PROBLEM TO WORK ON: Go through the entries below line by line and tally those holding "screenshot"; write only the tally.
>>
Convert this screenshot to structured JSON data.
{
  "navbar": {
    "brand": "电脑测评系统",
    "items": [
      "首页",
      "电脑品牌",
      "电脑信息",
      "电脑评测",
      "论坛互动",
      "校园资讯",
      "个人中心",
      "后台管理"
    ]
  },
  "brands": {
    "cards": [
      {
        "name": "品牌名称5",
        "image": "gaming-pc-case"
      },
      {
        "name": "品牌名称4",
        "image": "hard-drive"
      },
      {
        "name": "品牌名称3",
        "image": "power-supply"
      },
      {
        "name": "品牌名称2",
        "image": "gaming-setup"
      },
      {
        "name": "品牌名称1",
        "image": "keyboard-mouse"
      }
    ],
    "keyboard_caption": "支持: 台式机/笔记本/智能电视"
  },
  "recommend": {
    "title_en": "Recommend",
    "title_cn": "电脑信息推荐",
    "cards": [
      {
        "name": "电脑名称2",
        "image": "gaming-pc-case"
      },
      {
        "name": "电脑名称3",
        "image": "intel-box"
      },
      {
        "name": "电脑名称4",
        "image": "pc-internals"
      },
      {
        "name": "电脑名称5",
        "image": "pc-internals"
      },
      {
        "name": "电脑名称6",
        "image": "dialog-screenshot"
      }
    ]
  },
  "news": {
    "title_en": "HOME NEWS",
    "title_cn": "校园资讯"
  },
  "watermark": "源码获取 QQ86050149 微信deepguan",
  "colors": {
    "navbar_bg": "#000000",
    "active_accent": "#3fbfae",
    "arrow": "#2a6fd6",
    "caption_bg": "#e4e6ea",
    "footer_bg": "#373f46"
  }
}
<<
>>
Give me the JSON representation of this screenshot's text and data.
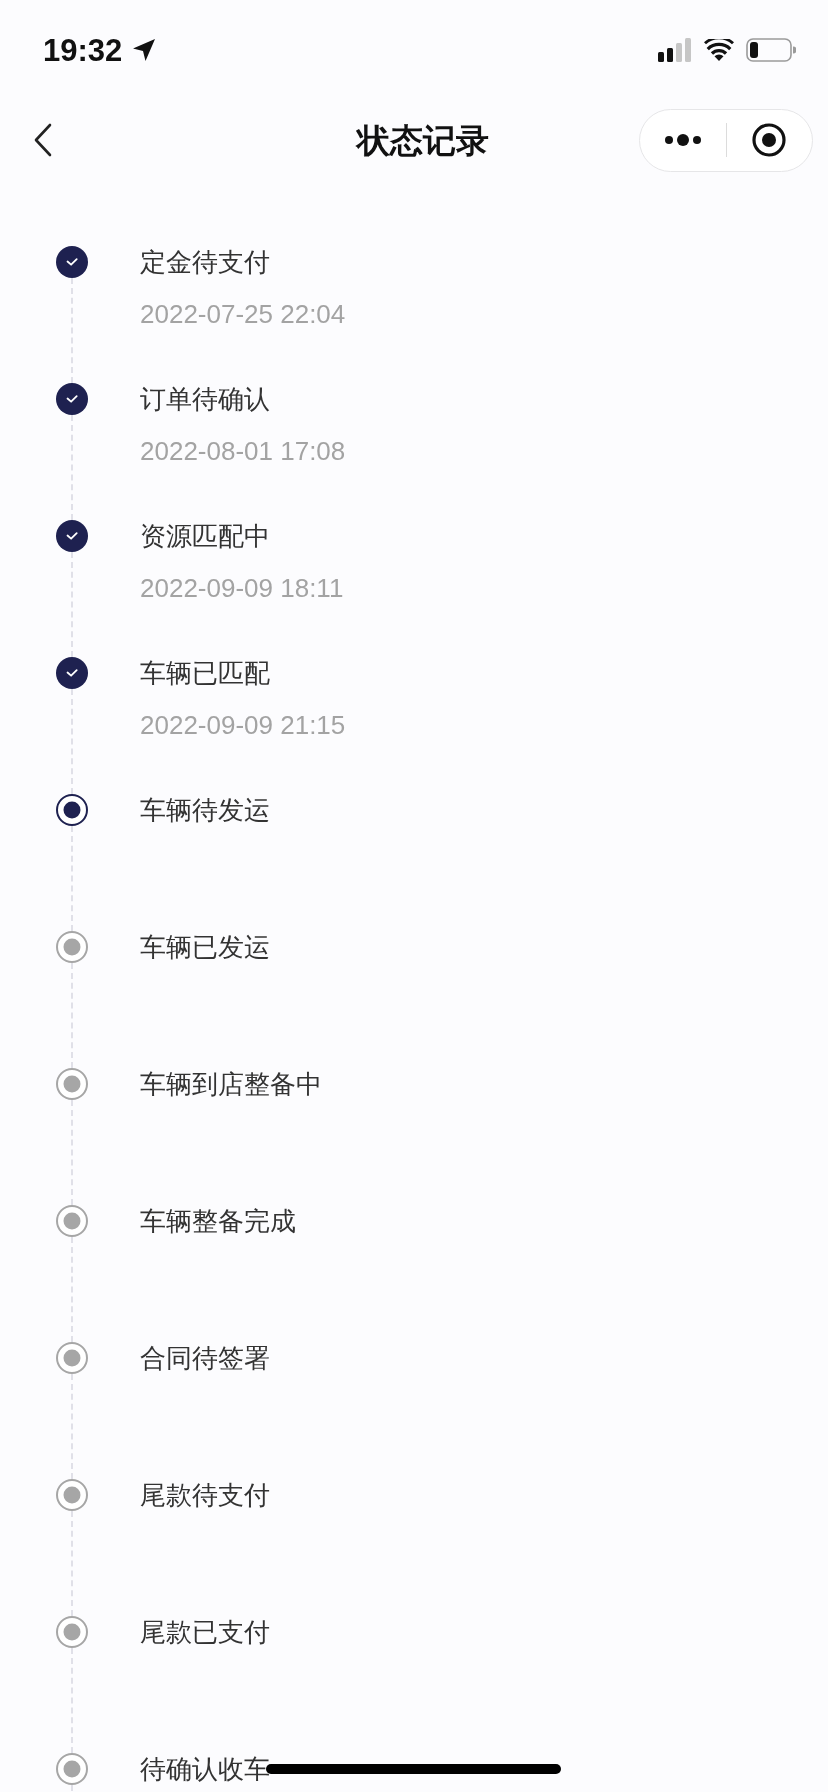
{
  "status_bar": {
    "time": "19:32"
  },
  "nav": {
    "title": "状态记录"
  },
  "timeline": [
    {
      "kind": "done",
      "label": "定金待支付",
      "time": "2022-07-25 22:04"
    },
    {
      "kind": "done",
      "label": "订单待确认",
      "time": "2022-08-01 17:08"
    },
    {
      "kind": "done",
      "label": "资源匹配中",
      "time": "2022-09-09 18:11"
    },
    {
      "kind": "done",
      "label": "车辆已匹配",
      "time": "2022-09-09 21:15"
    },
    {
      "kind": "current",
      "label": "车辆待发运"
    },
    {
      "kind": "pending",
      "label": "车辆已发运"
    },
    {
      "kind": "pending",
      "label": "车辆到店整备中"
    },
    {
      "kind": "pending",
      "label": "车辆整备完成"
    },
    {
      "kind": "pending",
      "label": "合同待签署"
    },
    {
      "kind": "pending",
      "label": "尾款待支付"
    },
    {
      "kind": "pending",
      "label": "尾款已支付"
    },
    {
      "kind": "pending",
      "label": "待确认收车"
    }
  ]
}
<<
SOLUTION BELOW: 3